- The Psychophysical Ear: Musical Experiments, Experimental Sounds, 1840–1910 by Alexandra Hui
If you are looking for a book to stimulate a conversation between musicologists, psychologists, neuroscientists, historians of science, and maybe a philosopher or two at your next faculty party, this might be it.

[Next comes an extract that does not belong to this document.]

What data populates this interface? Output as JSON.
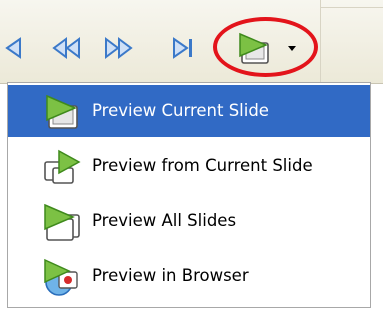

Hui, an Assistant Professor at Mississippi State University and UCLA Ph.D., looks at the “formative moment” in the mid- to late nineteenth century when music and natural science in the German-speaking world intersected in a variety of ways in the quest to understand sound and the sensation of hearing, the “psychophysics of sound.” Hui argues that during this moment, sound and music were considered coterminous; scientists and musicologists alike tended to assume that sound = music. Furthermore, their understanding of the psychophysics of sound was deeply influenced by their understanding of (Western) music: the psychophysical investigation of sound was thus always also an aesthetic project, and the worlds of physics and music overlapped to a remarkable degree. She further argues that not only was the nineteenth-century study of the sense of hearing and the nature of sound “framed in terms of musical aesthetics,” but that this only increased as time went on, because of a shift in emphasis toward the experience of the individual listener in musicology, combined with a similar move in the scientific community to the investigation of the subjective, individual perception of sound. Yet toward the end of the nineteenth century, Hui concludes with the breakdown of the symbiosis between science and music, pointing to developments in both the scientific and music worlds. In science, she points to a shift away from an understanding that musical training was necessary for the scientist and a move toward more statistically-based research, while in the world of musicology, she cites an increasing challenge to the primacy of Western music aesthetics and the Western tonal system from both the growing exposure to non-Western and non-classical (folk) music, and the “destabilization of the Western tonal system” due, paradoxically, to a more scientific understanding of sound. Hui posits a growing general social disengagement and preoccupation with experimentation in most of the natural sciences at the end of the nineteenth century, yet she holds that the study of sound followed an opposite dynamic, and grew more entwined with other disciplines as it came to focus more and more on the personal, subjective experience of sound.
The book is divided into five chapters with a final “Coda,” which briefly brings the nineteenth-century study of sound into the present day and provides welcome modern context. Each of the five chapters is a separate and overlapping case study. Chapter One looks at Gustav Fechner and the origins of psychophysics, while Chapter Two examines the new musical aesthetics of A. B. Marx, Eduard Hanslick, and Hugo [End Page 179] Reimann. The third chapter focuses on Hermann Helmholz and his interest in both the psychophysics of sound and music aesthetics. The fourth chapter describes the work of Ernst Mach and his friendship with Eduard Kulke, while the final chapter explores the debate between Wilhelm Wundt and Carl Stumpf as a way of getting at the changes in both psychophysics and musicology at the fin de siècle.
There is a useful glossary of technical musicological terms, though those who read musical notation and have a firm grounding in music theory will profit most from the book. Unfortunately, the standard of editing could have been higher, and there are several typos in the German.
Hui is able to demonstrate a remarkable intersection between musicology and the natural sciences in the second half of the nineteenth century, as both groups struggled to discover the nature of sound and music. She does a tremendous job in showing both the conceptual and personal interconnections between the worlds of music and science, and she even captures some of the personal drama around the individuals involved. The writing is clear and engaging, despite the often highly technical nature of the subject matter...